I already modified the light a couple of days ago so I will not be able to do any "disassembled" photos. If you think it will help, I can send pics of the finished modification so you can see how I mounted the panel on a old tent stake. If you are comfortable soldering, it should go smoothly. There are only four wires, two from the panel to the circuit board in the light assembly, and two that return to the battery in the panel assembly. Actually, two of the four wires are "common" for the negative connection and could be connected together if you only have three conductor wire to run between the panel and light. You can identify them using a ohm meter. I used cat5 network cable for the last mod I did since I was out of the four conductor alarm wire. It works just fine. I used each pair as a single wire, orange, blue, green and brown.
Let me know if you want some pics of the finished mod.
In reply to an earlier post on Jun 9, 2012 7:20:58 AM PDT
can you send some photos to me, i have been thinking of doing this, thanks
In reply to an earlier post on Oct 2, 2012 7:46:35 AM PDT
Jason, Do a Google search for directions, or look for a YouTube "How To Solder" video. Soldering is really easy to do. Much easier than making a batch of cookies. You can do it!
Posted on Oct 5, 2012 12:56:53 AM PDT
Buy the bluish white ones with the detached solar panel, then open them up and put yellow cellophane inside. The LEDs won't melt the cellophane. Look for my review on "Mr. Beams MB723 Battery-Powered Motion-Sensing LED Stick-Anywhere Nightlight" because I had the same problem with the color of the light.
Posted on Nov 13, 2013 8:20:44 PM PST
Last edited by the author on Nov 13, 2013 8:21:39 PM PST

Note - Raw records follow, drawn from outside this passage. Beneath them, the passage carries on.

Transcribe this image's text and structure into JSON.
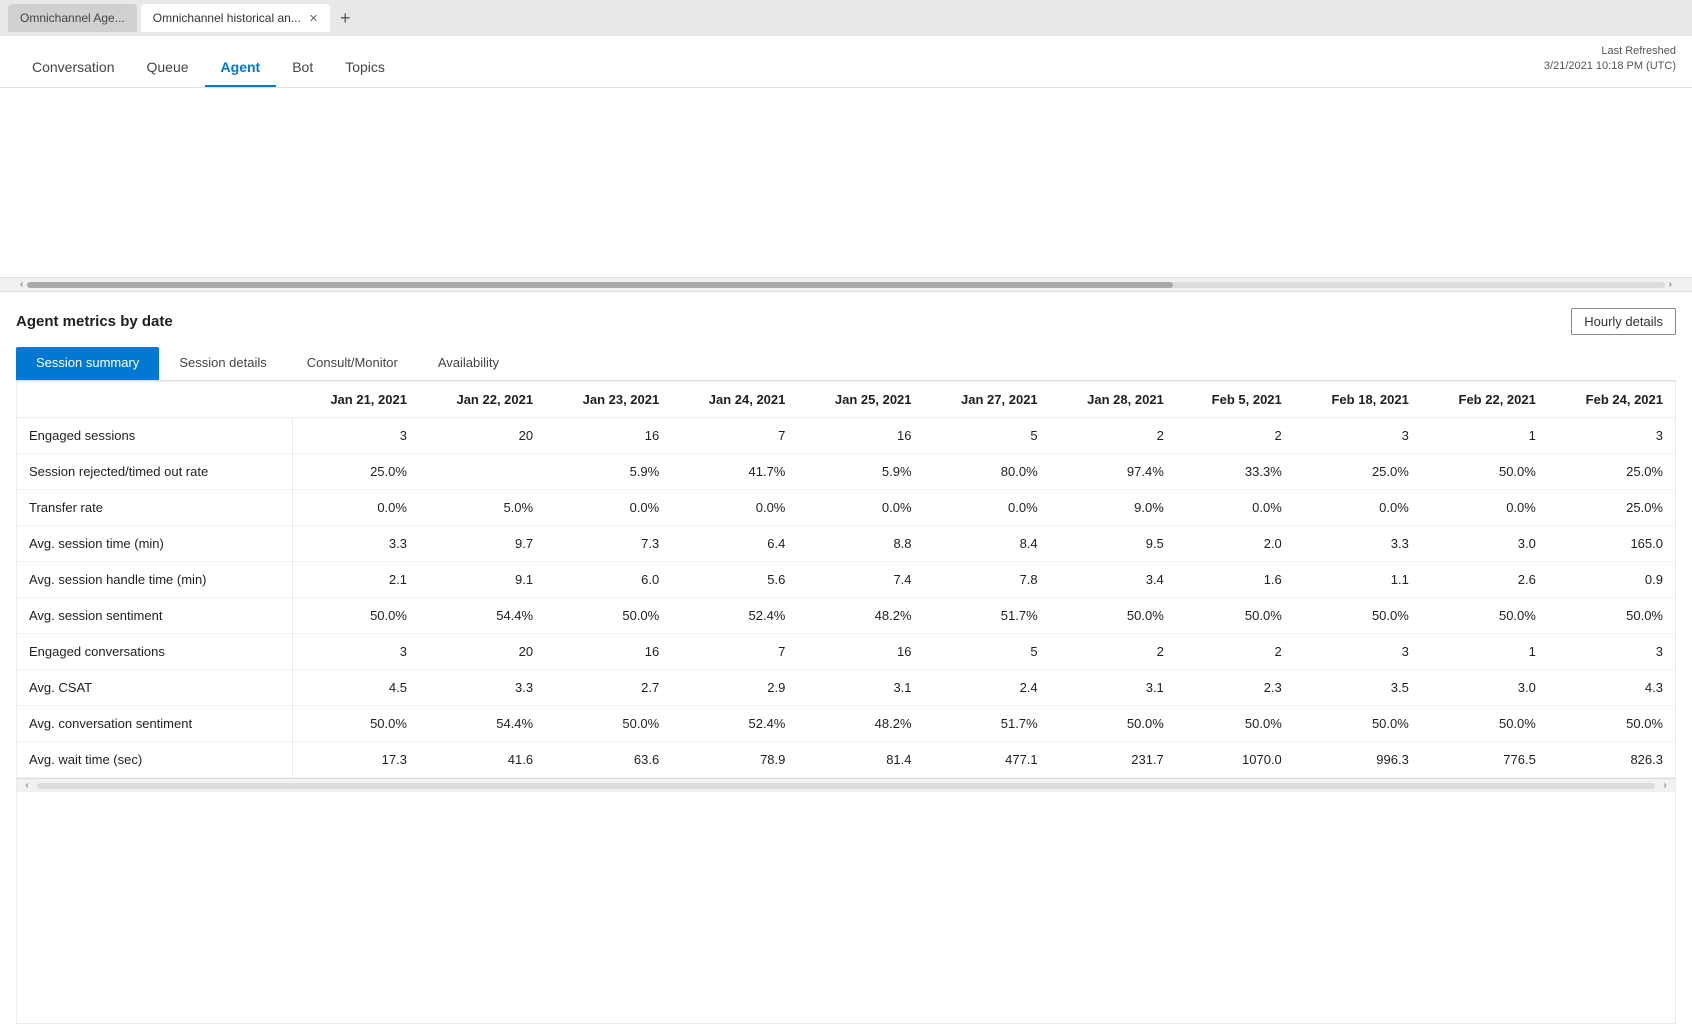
{
  "browser": {
    "tabs": [
      {
        "id": "tab1",
        "label": "Omnichannel Age...",
        "active": false
      },
      {
        "id": "tab2",
        "label": "Omnichannel historical an...",
        "active": true
      }
    ],
    "add_tab_icon": "+"
  },
  "nav": {
    "items": [
      {
        "id": "conversation",
        "label": "Conversation",
        "active": false
      },
      {
        "id": "queue",
        "label": "Queue",
        "active": false
      },
      {
        "id": "agent",
        "label": "Agent",
        "active": true
      },
      {
        "id": "bot",
        "label": "Bot",
        "active": false
      },
      {
        "id": "topics",
        "label": "Topics",
        "active": false
      }
    ],
    "last_refreshed_label": "Last Refreshed",
    "last_refreshed_value": "3/21/2021 10:18 PM (UTC)"
  },
  "metrics_section": {
    "title": "Agent metrics by date",
    "hourly_details_label": "Hourly details",
    "sub_tabs": [
      {
        "id": "session_summary",
        "label": "Session summary",
        "active": true
      },
      {
        "id": "session_details",
        "label": "Session details",
        "active": false
      },
      {
        "id": "consult_monitor",
        "label": "Consult/Monitor",
        "active": false
      },
      {
        "id": "availability",
        "label": "Availability",
        "active": false
      }
    ],
    "table": {
      "columns": [
        {
          "id": "metric",
          "label": ""
        },
        {
          "id": "jan21",
          "label": "Jan 21, 2021"
        },
        {
          "id": "jan22",
          "label": "Jan 22, 2021"
        },
        {
          "id": "jan23",
          "label": "Jan 23, 2021"
        },
        {
          "id": "jan24",
          "label": "Jan 24, 2021"
        },
        {
          "id": "jan25",
          "label": "Jan 25, 2021"
        },
        {
          "id": "jan27",
          "label": "Jan 27, 2021"
        },
        {
          "id": "jan28",
          "label": "Jan 28, 2021"
        },
        {
          "id": "feb5",
          "label": "Feb 5, 2021"
        },
        {
          "id": "feb18",
          "label": "Feb 18, 2021"
        },
        {
          "id": "feb22",
          "label": "Feb 22, 2021"
        },
        {
          "id": "feb24",
          "label": "Feb 24, 2021"
        }
      ],
      "rows": [
        {
          "metric": "Engaged sessions",
          "jan21": "3",
          "jan22": "20",
          "jan23": "16",
          "jan24": "7",
          "jan25": "16",
          "jan27": "5",
          "jan28": "2",
          "feb5": "2",
          "feb18": "3",
          "feb22": "1",
          "feb24": "3"
        },
        {
          "metric": "Session rejected/timed out rate",
          "jan21": "25.0%",
          "jan22": "",
          "jan23": "5.9%",
          "jan24": "41.7%",
          "jan25": "5.9%",
          "jan27": "80.0%",
          "jan28": "97.4%",
          "feb5": "33.3%",
          "feb18": "25.0%",
          "feb22": "50.0%",
          "feb24": "25.0%"
        },
        {
          "metric": "Transfer rate",
          "jan21": "0.0%",
          "jan22": "5.0%",
          "jan23": "0.0%",
          "jan24": "0.0%",
          "jan25": "0.0%",
          "jan27": "0.0%",
          "jan28": "9.0%",
          "feb5": "0.0%",
          "feb18": "0.0%",
          "feb22": "0.0%",
          "feb24": "25.0%"
        },
        {
          "metric": "Avg. session time (min)",
          "jan21": "3.3",
          "jan22": "9.7",
          "jan23": "7.3",
          "jan24": "6.4",
          "jan25": "8.8",
          "jan27": "8.4",
          "jan28": "9.5",
          "feb5": "2.0",
          "feb18": "3.3",
          "feb22": "3.0",
          "feb24": "165.0"
        },
        {
          "metric": "Avg. session handle time (min)",
          "jan21": "2.1",
          "jan22": "9.1",
          "jan23": "6.0",
          "jan24": "5.6",
          "jan25": "7.4",
          "jan27": "7.8",
          "jan28": "3.4",
          "feb5": "1.6",
          "feb18": "1.1",
          "feb22": "2.6",
          "feb24": "0.9"
        },
        {
          "metric": "Avg. session sentiment",
          "jan21": "50.0%",
          "jan22": "54.4%",
          "jan23": "50.0%",
          "jan24": "52.4%",
          "jan25": "48.2%",
          "jan27": "51.7%",
          "jan28": "50.0%",
          "feb5": "50.0%",
          "feb18": "50.0%",
          "feb22": "50.0%",
          "feb24": "50.0%"
        },
        {
          "metric": "Engaged conversations",
          "jan21": "3",
          "jan22": "20",
          "jan23": "16",
          "jan24": "7",
          "jan25": "16",
          "jan27": "5",
          "jan28": "2",
          "feb5": "2",
          "feb18": "3",
          "feb22": "1",
          "feb24": "3"
        },
        {
          "metric": "Avg. CSAT",
          "jan21": "4.5",
          "jan22": "3.3",
          "jan23": "2.7",
          "jan24": "2.9",
          "jan25": "3.1",
          "jan27": "2.4",
          "jan28": "3.1",
          "feb5": "2.3",
          "feb18": "3.5",
          "feb22": "3.0",
          "feb24": "4.3"
        },
        {
          "metric": "Avg. conversation sentiment",
          "jan21": "50.0%",
          "jan22": "54.4%",
          "jan23": "50.0%",
          "jan24": "52.4%",
          "jan25": "48.2%",
          "jan27": "51.7%",
          "jan28": "50.0%",
          "feb5": "50.0%",
          "feb18": "50.0%",
          "feb22": "50.0%",
          "feb24": "50.0%"
        },
        {
          "metric": "Avg. wait time (sec)",
          "jan21": "17.3",
          "jan22": "41.6",
          "jan23": "63.6",
          "jan24": "78.9",
          "jan25": "81.4",
          "jan27": "477.1",
          "jan28": "231.7",
          "feb5": "1070.0",
          "feb18": "996.3",
          "feb22": "776.5",
          "feb24": "826.3"
        }
      ]
    }
  }
}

I noticed that these comments were made in 2012. Malibu now makes a 54 lumen spot light with an extended attached cord to place the solar panel on an included stake about 3-4 feet away from the spot light. Bought 2 at Home Depot to try on a couple palm trees and absolutely love their more yellow bright white light and being able to place the solar panel away to the sun. I bought 3 more on Amazon, but found that November is not the month to buy these as I wanted more and found most were currently unavailable(: The lighting provided by 54 lumens is amazing and well worth the $39 to $43 price. I had them in place in minutes and that night WOW! No electrician and no soldering. Just concerned no one steals them! or my lawn folks don't run over them! You can not tell that they aren't electric...hate blue solar lighting. Hope this helps, Lynne
Posted on Jan 8, 2014 9:10:14 AM PST
See these two links for a light that has the solar panel separated from the light itself:
Malibu: Solar Lamp
Generic Water Proof Outdoor Solar Powered LED Spotlight Lamp 6 LEDs Waterproof Available for Pool Use